(1) Conduct a randomised controlled trial (RCT) examining the clinical effectiveness and cost-effectiveness of MADs against no treatment in mild to moderate OSAH. (2) Update systematic reviews and an existing health economic decision model with data from the Trial of Oral Mandibular Advancement Devices for Obstructive sleep apnoea?hypopnoea (TOMADO) and newly published results to better inform long-term clinical effectiveness and cost-effectiveness of MADs and CPAP in mild to moderate OSAH.
A crossover RCT comparing clinical effectiveness and cost-effectiveness of three MADs: self-moulded [SleepPro 1" (SP1); Meditas Ltd, Winchester, UK]; semibespoke [SleepPro 2" (SP2); Meditas Ltd, Winchester, UK]; and fully bespoke [bespoke MAD (bMAD); NHS Oral-Maxillofacial Laboratory, Addenbrooke?s Hospital, Cambridge, UK] against no treatment, in 90 adults with mild to moderate OSAH. All devices improved primary outcome [apnoea?hypopnoea index (AHI)] compared with no treatment: relative risk 0.74 [95% confidence interval (CI) 0.62 to 0.89] for SP1; relative risk 0.67 (95% CI 0.59 to 0.76) for SP2; and relative risk 0.64 (95% CI 0.55 to 0.76) for bMAD (p Â 0.001). Differences between MADs were not significant. Sleepiness [as measured by the Epworth Sleepiness Scale (ESS)] was scored 1.51 [95% CI 0.73 to 2.29 (SP1)] to 2.37 [95% CI 1.53 to 3.22 (bMAD)] lower than no treatment (p Â 0.001), with SP2 and bMAD significantly better than SP1. All MADs improved disease-specific QoL. Compliance was lower for SP1, which was unpopular at trial exit. At 4 weeks, all devices were cost-effective at £20,000/quality-adjusted life-year (QALY), with SP2 the best value below £39,800/QALY.
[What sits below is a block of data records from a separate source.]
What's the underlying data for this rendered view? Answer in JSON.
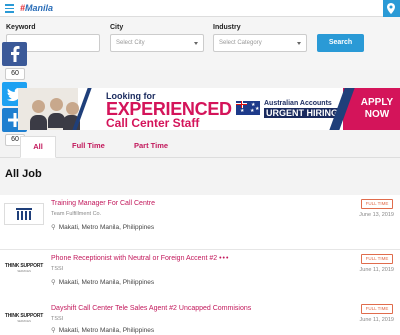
{
  "topbar": {
    "logo_hash": "#",
    "logo_text": "Manila"
  },
  "search": {
    "keyword_label": "Keyword",
    "city_label": "City",
    "city_placeholder": "Select City",
    "industry_label": "Industry",
    "industry_placeholder": "Select Category",
    "button_label": "Search"
  },
  "share": {
    "facebook_count": "60",
    "twitter_count": "60"
  },
  "banner": {
    "line1": "Looking for",
    "line2": "EXPERIENCED",
    "line3": "Call Center Staff",
    "aa_line1": "Australian Accounts",
    "aa_line2": "URGENT HIRING",
    "cta": "APPLY NOW"
  },
  "tabs": [
    {
      "label": "All"
    },
    {
      "label": "Full Time"
    },
    {
      "label": "Part Time"
    }
  ],
  "section_title": "All Job",
  "jobs": [
    {
      "title": "Training Manager For Call Centre",
      "company": "Team Fulfillment Co.",
      "location": "Makati, Metro Manila, Philippines",
      "type": "FULL TIME",
      "date": "June 13, 2019"
    },
    {
      "title": "Phone Receptionist with Neutral or Foreign Accent #2",
      "company": "TSSI",
      "location": "Makati, Metro Manila, Philippines",
      "type": "FULL TIME",
      "date": "June 11, 2019"
    },
    {
      "title": "Dayshift Call Center Tele Sales Agent #2 Uncapped Commisions",
      "company": "TSSI",
      "location": "Makati, Metro Manila, Philippines",
      "type": "FULL TIME",
      "date": "June 11, 2019"
    }
  ],
  "logos": {
    "think_main": "THINK SUPPORT",
    "think_sub": "SERVICES"
  }
}
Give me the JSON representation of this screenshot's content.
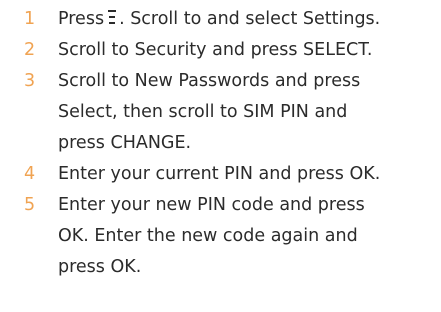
{
  "steps": [
    {
      "num": "1",
      "lines": [
        "Press",
        ". Scroll to and select Settings."
      ],
      "icon": "menu-icon"
    },
    {
      "num": "2",
      "lines": [
        "Scroll to Security and press SELECT."
      ]
    },
    {
      "num": "3",
      "lines": [
        "Scroll to New Passwords and press",
        "Select, then scroll to SIM PIN and",
        "press CHANGE."
      ]
    },
    {
      "num": "4",
      "lines": [
        "Enter your current PIN and press OK."
      ]
    },
    {
      "num": "5",
      "lines": [
        "Enter your new PIN code and press",
        "OK. Enter the new code again and",
        "press OK."
      ]
    }
  ],
  "colors": {
    "number": "#f0a352",
    "text": "#2b2b2b"
  }
}
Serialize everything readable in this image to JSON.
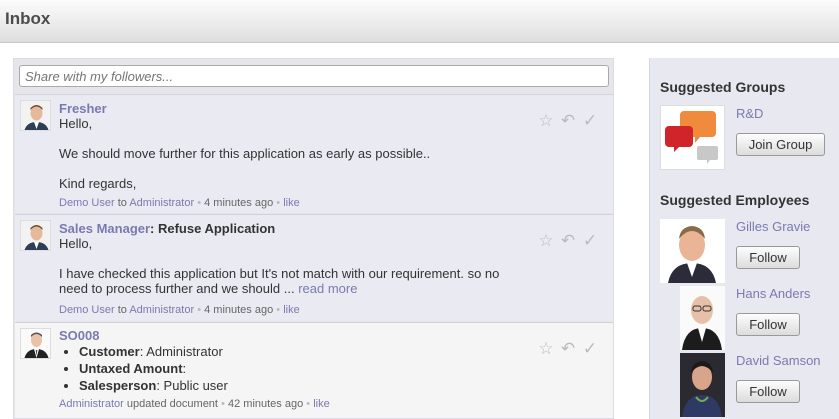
{
  "header": {
    "title": "Inbox"
  },
  "share": {
    "placeholder": "Share with my followers..."
  },
  "messages": [
    {
      "author": "Fresher",
      "lines": [
        "Hello,",
        "We should move further for this application as early as possible..",
        "Kind regards,"
      ],
      "meta": {
        "from": "Demo User",
        "to_word": "to",
        "to": "Administrator",
        "time": "4 minutes ago",
        "like": "like"
      }
    },
    {
      "author": "Sales Manager",
      "subject": ": Refuse Application",
      "lines": [
        "Hello,",
        "I have checked this application but It's not match with our requirement. so no",
        "need to process further and we should ..."
      ],
      "read_more": "read more",
      "meta": {
        "from": "Demo User",
        "to_word": "to",
        "to": "Administrator",
        "time": "4 minutes ago",
        "like": "like"
      }
    },
    {
      "author": "SO008",
      "bullets": [
        {
          "label": "Customer",
          "value": ": Administrator"
        },
        {
          "label": "Untaxed Amount",
          "value": ":"
        },
        {
          "label": "Salesperson",
          "value": ": Public user"
        }
      ],
      "meta": {
        "from": "Administrator",
        "action": "updated document",
        "time": "42 minutes ago",
        "like": "like"
      }
    }
  ],
  "sidebar": {
    "groups_title": "Suggested Groups",
    "group": {
      "name": "R&D",
      "button": "Join Group"
    },
    "employees_title": "Suggested Employees",
    "employees": [
      {
        "name": "Gilles Gravie",
        "button": "Follow"
      },
      {
        "name": "Hans Anders",
        "button": "Follow"
      },
      {
        "name": "David Samson",
        "button": "Follow"
      }
    ]
  },
  "icons": [
    "star-icon",
    "reply-icon",
    "check-icon",
    "sep-dot"
  ],
  "colors": {
    "link": "#7a7ab0",
    "feed_bg": "#e5e5ea",
    "message_bg": "#eaeaf3"
  }
}
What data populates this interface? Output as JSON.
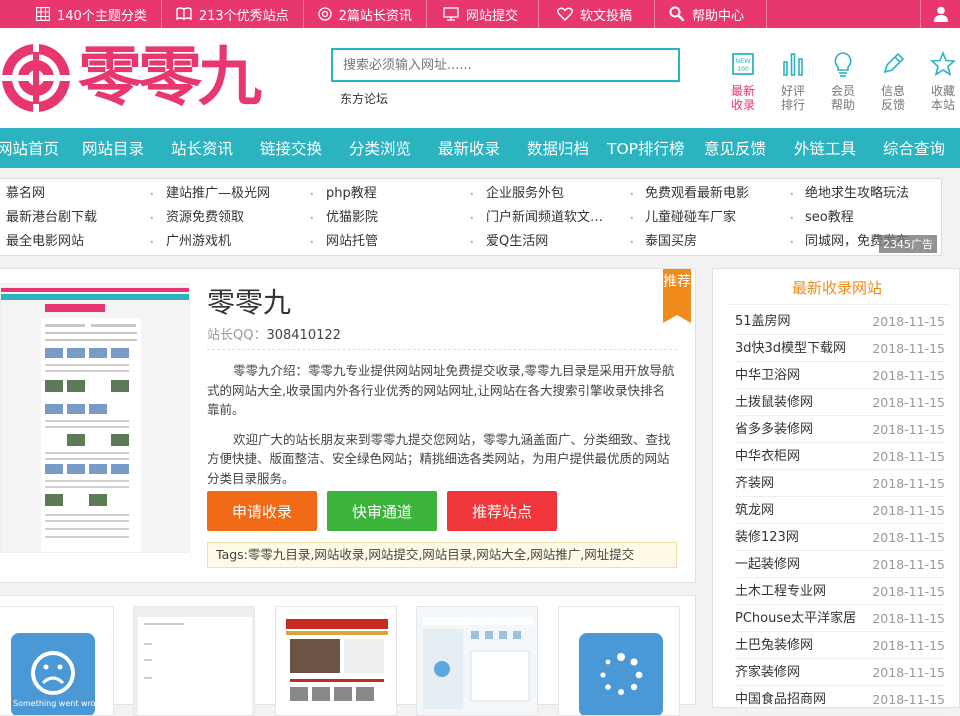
{
  "topbar": {
    "items": [
      "140个主题分类",
      "213个优秀站点",
      "2篇站长资讯",
      "网站提交",
      "软文投稿",
      "帮助中心"
    ]
  },
  "header": {
    "logo_text": "零零九",
    "search_placeholder": "搜索必须输入网址......",
    "hotword": "东方论坛",
    "icons": [
      {
        "label": "最新\n收录",
        "icon": "new-icon"
      },
      {
        "label": "好评\n排行",
        "icon": "bar-chart-icon"
      },
      {
        "label": "会员\n帮助",
        "icon": "lightbulb-icon"
      },
      {
        "label": "信息\n反馈",
        "icon": "pencil-icon"
      },
      {
        "label": "收藏\n本站",
        "icon": "star-icon"
      }
    ],
    "icon_labels_l1": [
      "最新",
      "好评",
      "会员",
      "信息",
      "收藏"
    ],
    "icon_labels_l2": [
      "收录",
      "排行",
      "帮助",
      "反馈",
      "本站"
    ]
  },
  "nav": [
    "网站首页",
    "网站目录",
    "站长资讯",
    "链接交换",
    "分类浏览",
    "最新收录",
    "数据归档",
    "TOP排行榜",
    "意见反馈",
    "外链工具",
    "综合查询"
  ],
  "links": {
    "rows": [
      [
        "慕名网",
        "建站推广—极光网",
        "php教程",
        "企业服务外包",
        "免费观看最新电影",
        "绝地求生攻略玩法"
      ],
      [
        "最新港台剧下载",
        "资源免费领取",
        "优猫影院",
        "门户新闻频道软文…",
        "儿童碰碰车厂家",
        "seo教程"
      ],
      [
        "最全电影网站",
        "广州游戏机",
        "网站托管",
        "爱Q生活网",
        "泰国买房",
        "同城网，免费发布"
      ]
    ],
    "ad_tag": "2345广告"
  },
  "site": {
    "title": "零零九",
    "qq_label": "站长QQ：",
    "qq": "308410122",
    "desc1": "零零九介绍：零零九专业提供网站网址免费提交收录,零零九目录是采用开放导航式的网站大全,收录国内外各行业优秀的网站网址,让网站在各大搜索引擎收录快排名靠前。",
    "desc2": "欢迎广大的站长朋友来到零零九提交您网站，零零九涵盖面广、分类细致、查找方便快捷、版面整洁、安全绿色网站；精挑细选各类网站，为用户提供最优质的网站分类目录服务。",
    "btn_apply": "申请收录",
    "btn_fast": "快审通道",
    "btn_recommend": "推荐站点",
    "tags": "Tags:零零九目录,网站收录,网站提交,网站目录,网站大全,网站推广,网址提交",
    "ribbon": "推荐"
  },
  "colors": {
    "accent": "#e8366f",
    "nav": "#2bb3c0",
    "orange": "#f08a1a",
    "green": "#3cb43c",
    "red": "#f0363a"
  },
  "sidebar": {
    "title": "最新收录网站",
    "items": [
      {
        "name": "51盖房网",
        "date": "2018-11-15"
      },
      {
        "name": "3d快3d模型下载网",
        "date": "2018-11-15"
      },
      {
        "name": "中华卫浴网",
        "date": "2018-11-15"
      },
      {
        "name": "土拨鼠装修网",
        "date": "2018-11-15"
      },
      {
        "name": "省多多装修网",
        "date": "2018-11-15"
      },
      {
        "name": "中华衣柜网",
        "date": "2018-11-15"
      },
      {
        "name": "齐装网",
        "date": "2018-11-15"
      },
      {
        "name": "筑龙网",
        "date": "2018-11-15"
      },
      {
        "name": "装修123网",
        "date": "2018-11-15"
      },
      {
        "name": "一起装修网",
        "date": "2018-11-15"
      },
      {
        "name": "土木工程专业网",
        "date": "2018-11-15"
      },
      {
        "name": "PChouse太平洋家居",
        "date": "2018-11-15"
      },
      {
        "name": "土巴兔装修网",
        "date": "2018-11-15"
      },
      {
        "name": "齐家装修网",
        "date": "2018-11-15"
      },
      {
        "name": "中国食品招商网",
        "date": "2018-11-15"
      }
    ]
  },
  "related": {
    "error_text": "Something went wrong."
  }
}
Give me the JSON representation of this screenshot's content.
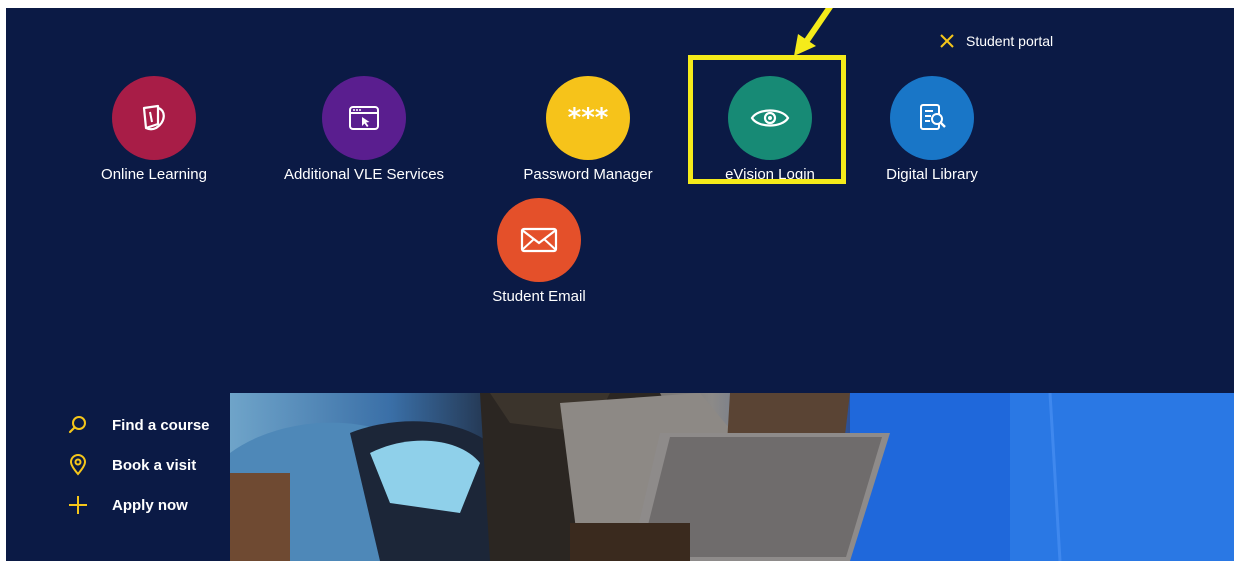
{
  "header": {
    "close_label": "Student portal",
    "close_icon": "close-icon",
    "accent_color": "#f5c61a"
  },
  "tiles": [
    {
      "label": "Online Learning",
      "icon": "pen-book-icon",
      "color": "#a81d47"
    },
    {
      "label": "Additional VLE Services",
      "icon": "browser-cursor-icon",
      "color": "#5a1e8f"
    },
    {
      "label": "Password Manager",
      "icon": "asterisks-icon",
      "color": "#f6c31a"
    },
    {
      "label": "eVision Login",
      "icon": "eye-icon",
      "color": "#178a75"
    },
    {
      "label": "Digital Library",
      "icon": "document-search-icon",
      "color": "#1976c7"
    },
    {
      "label": "Student Email",
      "icon": "envelope-icon",
      "color": "#e4502a"
    }
  ],
  "quick_links": [
    {
      "label": "Find a course",
      "icon": "search-icon"
    },
    {
      "label": "Book a visit",
      "icon": "location-pin-icon"
    },
    {
      "label": "Apply now",
      "icon": "plus-icon"
    }
  ],
  "annotation": {
    "color": "#f5eb1a",
    "icon": "arrow-icon"
  }
}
A MEDLINE, EMBASE and Science Citation Index search updating two existing systematic reviews (one from November 2006 and the other from June 2008) to August 2013 identified 77 RCTs in adult OSAH patients comparing MAD with conservative management (CM), MADs with CPAP or CPAP with CM. MADs and CPAP significantly improved AHI [MAD ?9.3/hour (p Â 0.001); CPAP ?25.4/hour (p Â 0.001)]. Effect difference between CPAP and MADs was 7.0/hour (p Â 0.001), favouring CPAP. No trials compared CPAP with MADs in mild OSAH. MAD and CPAP reduced the ESS score similarly [MAD 1.6 (p Â 0.001); CPAP 1.6 (p Â 0.001)].
An existing model assessed lifetime cost?utility of MAD and CPAP in mild to moderate OSAH, using the revised meta-analysis to update input values. The TOMADO provided utility estimates, mapping ESS score to European Quality of Life-5 Dimensions three-level version for device cost?utility. Using SP2 as the standard device, MADs produced higher mean costs and mean QALYs than CM [incremental cost-effectiveness ratio (ICER) £6687/QALY]. From a willingness to pay (WTP) of £15,367/QALY, CPAP is cost-effective, although the likelihood of MADs (p = 0.48) and CPAP (p = 0.49) being cost-effective is very similar. Both were better than CM, but there was much uncertainty in the choice between CPAP and MAD (at a WTP £20,000/QALY, the probability of being the most cost-effective was 47% for MAD and 52% for CPAP). When SP2 lifespan increased to 18 months, the ICER for CPAP compared with MAD became £44,066. The ICER for SP1 compared with CM was £1552, and for bMAD compared with CM the ICER was £13,836. The ICER for CPAP